Output the entries exactly as they appear. Pictures should not be included.
--- Data section ---
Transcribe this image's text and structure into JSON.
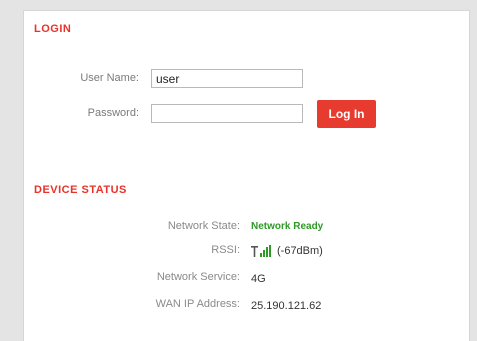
{
  "login": {
    "title": "LOGIN",
    "username_label": "User Name:",
    "username_value": "user",
    "password_label": "Password:",
    "password_value": "",
    "button_label": "Log In"
  },
  "device_status": {
    "title": "DEVICE STATUS",
    "network_state_label": "Network State:",
    "network_state_value": "Network Ready",
    "rssi_label": "RSSI:",
    "rssi_value": "(-67dBm)",
    "rssi_icon": "signal-strength-icon",
    "network_service_label": "Network Service:",
    "network_service_value": "4G",
    "wan_ip_label": "WAN IP Address:",
    "wan_ip_value": "25.190.121.62"
  },
  "colors": {
    "accent": "#e8322a",
    "status_ok": "#2e9a26",
    "background": "#e4e4e4"
  }
}
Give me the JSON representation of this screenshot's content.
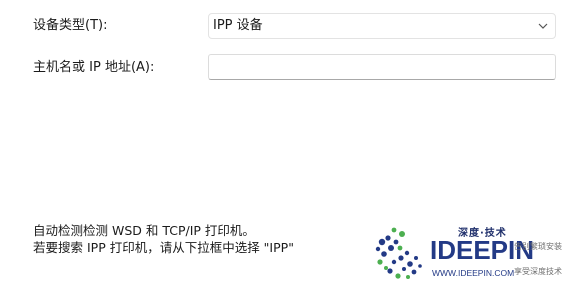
{
  "form": {
    "device_type_label": "设备类型(T):",
    "device_type_value": "IPP 设备",
    "host_label": "主机名或 IP 地址(A):",
    "host_value": ""
  },
  "info": {
    "line1": "自动检测检测 WSD 和 TCP/IP 打印机。",
    "line2": "若要搜索 IPP 打印机，请从下拉框中选择 \"IPP\""
  },
  "watermark": {
    "top_text": "深度·技术",
    "brand": "IDEEPIN",
    "url": "WWW.IDEEPIN.COM",
    "side_line1": "告别繁琐安装",
    "side_line2": "享受深度技术"
  },
  "colors": {
    "brand_blue": "#233a86",
    "logo_green": "#4caf50"
  },
  "icons": {
    "dropdown": "chevron-down-icon",
    "logo": "ideepin-logo-icon"
  }
}
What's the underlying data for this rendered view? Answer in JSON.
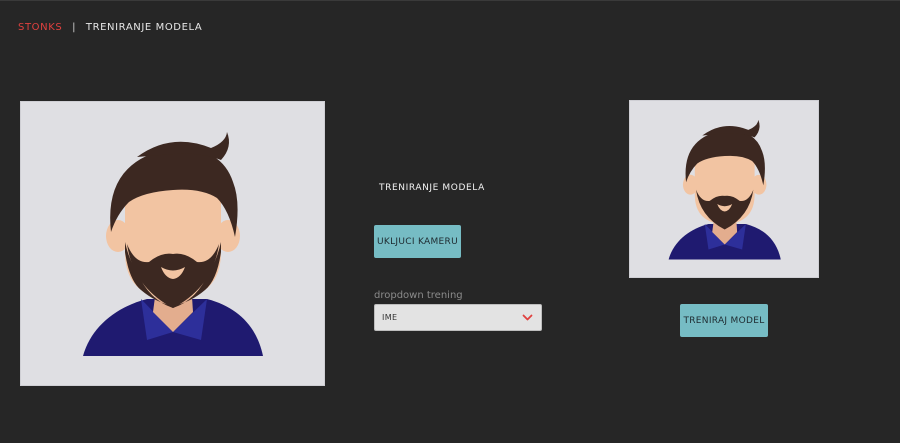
{
  "header": {
    "brand": "STONKS",
    "separator": "|",
    "page_title": "TRENIRANJE MODELA"
  },
  "main": {
    "section_title": "TRENIRANJE MODELA",
    "camera_button_label": "UKLJUCI KAMERU",
    "dropdown_label": "dropdown trening",
    "dropdown_value": "IME",
    "train_button_label": "TRENIRAJ MODEL"
  },
  "images": {
    "main_camera_icon": "person-avatar-icon",
    "preview_icon": "person-avatar-icon"
  },
  "colors": {
    "background": "#262626",
    "brand": "#e0413f",
    "button": "#76bcc4",
    "dropdown_arrow": "#e0413f"
  }
}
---
* **Task answer**
Transcribe this image's text and structure into JSON.
{
  "login": {
    "title": "LOGIN",
    "username_label": "User Name:",
    "username_value": "user",
    "password_label": "Password:",
    "password_value": "",
    "button_label": "Log In"
  },
  "device_status": {
    "title": "DEVICE STATUS",
    "network_state_label": "Network State:",
    "network_state_value": "Network Ready",
    "rssi_label": "RSSI:",
    "rssi_value": "(-67dBm)",
    "rssi_icon": "signal-strength-icon",
    "network_service_label": "Network Service:",
    "network_service_value": "4G",
    "wan_ip_label": "WAN IP Address:",
    "wan_ip_value": "25.190.121.62"
  },
  "colors": {
    "accent": "#e8322a",
    "status_ok": "#2e9a26",
    "background": "#e4e4e4"
  }
}
Give me the JSON representation of this screenshot's content.
{
  "form": {
    "device_type_label": "设备类型(T):",
    "device_type_value": "IPP 设备",
    "host_label": "主机名或 IP 地址(A):",
    "host_value": ""
  },
  "info": {
    "line1": "自动检测检测 WSD 和 TCP/IP 打印机。",
    "line2": "若要搜索 IPP 打印机，请从下拉框中选择 \"IPP\""
  },
  "watermark": {
    "top_text": "深度·技术",
    "brand": "IDEEPIN",
    "url": "WWW.IDEEPIN.COM",
    "side_line1": "告别繁琐安装",
    "side_line2": "享受深度技术"
  },
  "colors": {
    "brand_blue": "#233a86",
    "logo_green": "#4caf50"
  },
  "icons": {
    "dropdown": "chevron-down-icon",
    "logo": "ideepin-logo-icon"
  }
}
What's the underlying data for this rendered view? Answer in JSON.
{
  "header": {
    "brand": "STONKS",
    "separator": "|",
    "page_title": "TRENIRANJE MODELA"
  },
  "main": {
    "section_title": "TRENIRANJE MODELA",
    "camera_button_label": "UKLJUCI KAMERU",
    "dropdown_label": "dropdown trening",
    "dropdown_value": "IME",
    "train_button_label": "TRENIRAJ MODEL"
  },
  "images": {
    "main_camera_icon": "person-avatar-icon",
    "preview_icon": "person-avatar-icon"
  },
  "colors": {
    "background": "#262626",
    "brand": "#e0413f",
    "button": "#76bcc4",
    "dropdown_arrow": "#e0413f"
  }
}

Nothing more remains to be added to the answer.